More than an anthropogenic phenomenon: Antimicrobial resistance in ungulates from natural and agricultural environments. Academic Article uri icon


  • Widely considered an anthropogenic phenomenon, antimicrobial resistance (AMR) is a naturally occurring mechanism that microorganisms use to gain competitive advantage. AMR represents a significant threat to public health and has generated criticism towards the overuse of antimicrobial drugs. Livestock have been proposed as important reservoirs for AMR accumulation. Here, we show that assemblages of AMR genes in cattle and ungulates from natural environments (Yellowstone and Rocky Mountain National Parks) are all dominated by genes conferring resistance to tetracyclines. However, cattle feces contained higher proportions of erm(A-X) genes conferring resistance to macrolide antibiotics. Medically important AMR genes differed between cattle and natural ungulates, but cumulatively were more predominant in natural soils. Our findings suggest that the commonly described predominance of tetracycline resistance in cattle feces is a natural phenomenon among multiple ungulate species and not solely a result of antimicrobial drug exposure. Yet, the virtual absence of macrolide resistance genes in natural ungulates suggests that macrolide usage in agriculture may enrich these genes in cattle.
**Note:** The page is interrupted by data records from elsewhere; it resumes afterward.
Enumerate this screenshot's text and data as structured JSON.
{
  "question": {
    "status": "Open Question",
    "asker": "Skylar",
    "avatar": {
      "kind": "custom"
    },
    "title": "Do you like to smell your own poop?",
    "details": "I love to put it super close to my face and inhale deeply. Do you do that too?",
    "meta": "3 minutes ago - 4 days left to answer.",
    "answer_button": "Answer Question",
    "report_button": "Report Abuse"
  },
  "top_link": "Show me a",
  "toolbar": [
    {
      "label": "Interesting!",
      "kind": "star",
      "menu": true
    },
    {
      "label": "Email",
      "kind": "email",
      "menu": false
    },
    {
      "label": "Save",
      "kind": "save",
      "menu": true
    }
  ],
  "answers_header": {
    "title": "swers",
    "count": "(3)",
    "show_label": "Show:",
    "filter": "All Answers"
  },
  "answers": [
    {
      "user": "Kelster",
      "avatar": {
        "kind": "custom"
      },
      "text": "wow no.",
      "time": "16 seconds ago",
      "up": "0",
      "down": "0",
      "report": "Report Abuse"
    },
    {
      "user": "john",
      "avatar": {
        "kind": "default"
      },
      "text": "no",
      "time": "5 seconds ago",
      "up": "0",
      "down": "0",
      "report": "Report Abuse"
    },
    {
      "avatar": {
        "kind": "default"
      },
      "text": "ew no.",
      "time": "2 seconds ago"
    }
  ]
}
Our results show that antimicrobial use in agriculture may be promoting a potential reservoir for specific types of AMR (i.e., macrolide resistance) but that a significant proportion of the ungulate resistome appears to have natural origins.

published proceedings

  • Sci Total Environ

altmetric score

  • 3.6

author list (cited authors)

  • Pinnell, L. J., Kuiper, G., Huebner, K. L., Doster, E., Parker, J. K., Alekozai, N., ... Morley, P. S.

citation count

  • 0

complete list of authors

  • Pinnell, Lee J||Kuiper, Grace||Huebner, Kate L||Doster, Enrique||Parker, Jennifer K||Alekozai, Najla||Powers, Jenny G||Wallen, Rick L||Belk, Keith E||Morley, Paul S

publication date

  • February 2023